(EXERCISE INSTRUCTIONS):
From the line containing "Serialize everything readable" down to the last line of the listing, quote everything word for word, and nothing else, keeping pictures out.

(EXERCISE DATA):
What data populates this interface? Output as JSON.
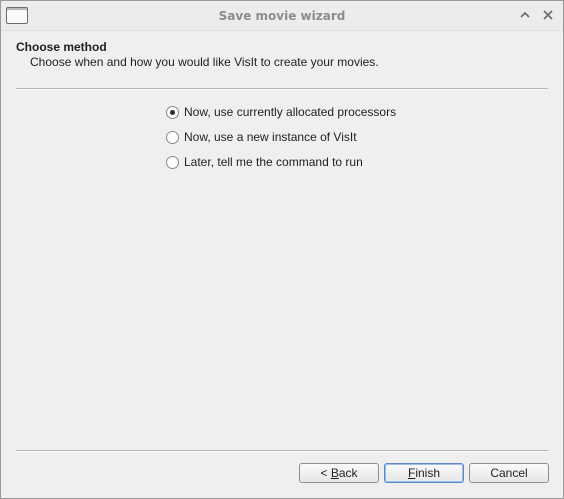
{
  "window": {
    "title": "Save movie wizard"
  },
  "page": {
    "title": "Choose method",
    "subtitle": "Choose when and how you would like VisIt to create your movies."
  },
  "options": [
    {
      "label": "Now, use currently allocated processors",
      "checked": true
    },
    {
      "label": "Now, use a new instance of VisIt",
      "checked": false
    },
    {
      "label": "Later, tell me the command to run",
      "checked": false
    }
  ],
  "buttons": {
    "back_prefix": "< ",
    "back_mnemonic": "B",
    "back_rest": "ack",
    "finish_mnemonic": "F",
    "finish_rest": "inish",
    "cancel": "Cancel"
  }
}
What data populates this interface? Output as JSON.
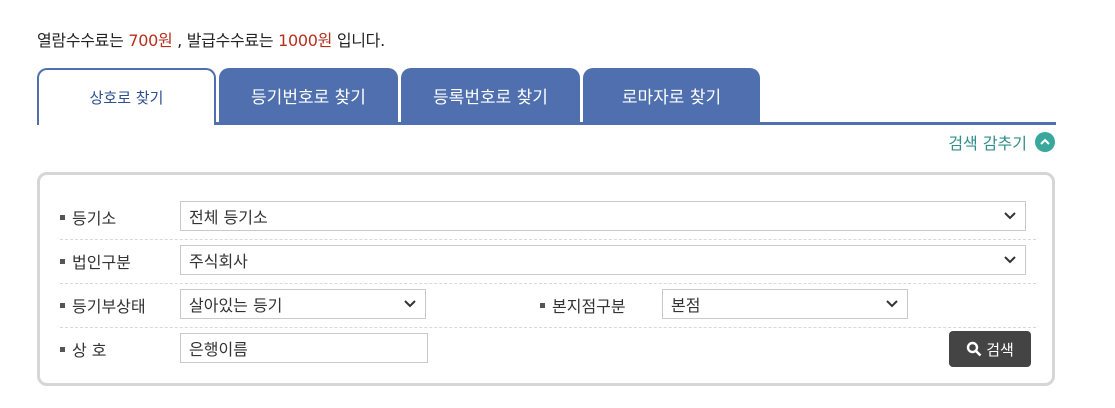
{
  "fee": {
    "prefix": "열람수수료는",
    "view_fee": "700원",
    "middle": " , 발급수수료는",
    "issue_fee": "1000원",
    "suffix": "입니다."
  },
  "tabs": [
    {
      "label": "상호로 찾기",
      "active": true
    },
    {
      "label": "등기번호로 찾기",
      "active": false
    },
    {
      "label": "등록번호로 찾기",
      "active": false
    },
    {
      "label": "로마자로 찾기",
      "active": false
    }
  ],
  "toggle": {
    "label": "검색 감추기",
    "icon": "chevron-up-circle-icon"
  },
  "form": {
    "registry_office": {
      "label": "등기소",
      "value": "전체 등기소"
    },
    "corp_type": {
      "label": "법인구분",
      "value": "주식회사"
    },
    "reg_status": {
      "label": "등기부상태",
      "value": "살아있는 등기"
    },
    "branch_type": {
      "label": "본지점구분",
      "value": "본점"
    },
    "trade_name": {
      "label": "상 호",
      "value": "은행이름"
    },
    "search_button": "검색"
  },
  "colors": {
    "tab_blue": "#4f6fae",
    "fee_red": "#b5301f",
    "toggle_teal": "#3aa79c",
    "button_dark": "#444444"
  }
}
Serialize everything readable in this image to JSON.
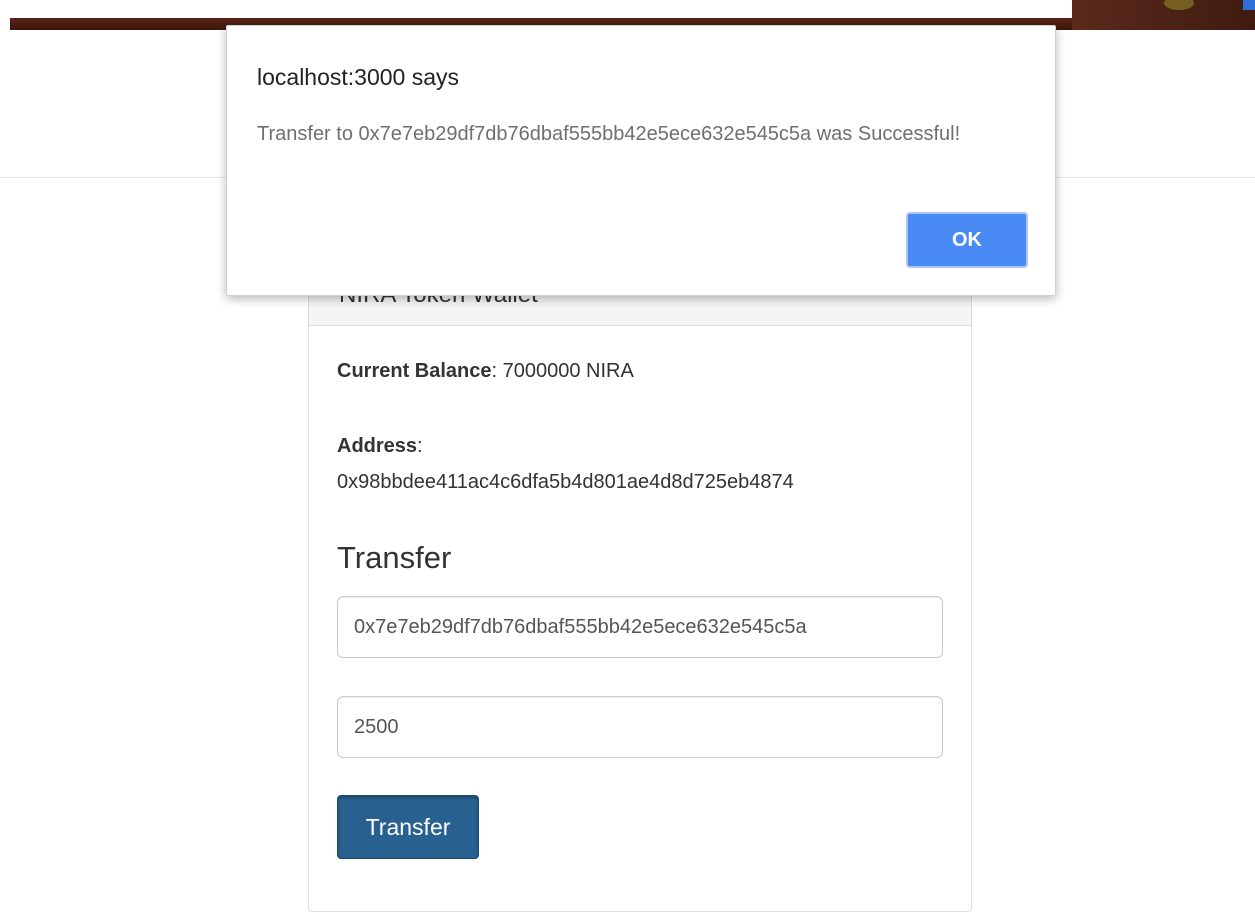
{
  "dialog": {
    "title": "localhost:3000 says",
    "message": "Transfer to 0x7e7eb29df7db76dbaf555bb42e5ece632e545c5a was Successful!",
    "ok_label": "OK"
  },
  "wallet": {
    "heading": "NIRA Token Wallet",
    "balance_label": "Current Balance",
    "balance_value": "7000000 NIRA",
    "address_label": "Address",
    "address_value": "0x98bbdee411ac4c6dfa5b4d801ae4d8d725eb4874",
    "transfer_title": "Transfer",
    "recipient_value": "0x7e7eb29df7db76dbaf555bb42e5ece632e545c5a",
    "amount_value": "2500",
    "transfer_button_label": "Transfer"
  },
  "colors": {
    "primary_button": "#286090",
    "dialog_ok_button": "#4a8af4",
    "panel_heading_bg": "#f5f5f5"
  }
}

(ANSWER TO THIS TASK):
Serialize everything readable in this image to JSON.
{
  "dialog": {
    "title": "localhost:3000 says",
    "message": "Transfer to 0x7e7eb29df7db76dbaf555bb42e5ece632e545c5a was Successful!",
    "ok_label": "OK"
  },
  "wallet": {
    "heading": "NIRA Token Wallet",
    "balance_label": "Current Balance",
    "balance_value": "7000000 NIRA",
    "address_label": "Address",
    "address_value": "0x98bbdee411ac4c6dfa5b4d801ae4d8d725eb4874",
    "transfer_title": "Transfer",
    "recipient_value": "0x7e7eb29df7db76dbaf555bb42e5ece632e545c5a",
    "amount_value": "2500",
    "transfer_button_label": "Transfer"
  },
  "colors": {
    "primary_button": "#286090",
    "dialog_ok_button": "#4a8af4",
    "panel_heading_bg": "#f5f5f5"
  }
}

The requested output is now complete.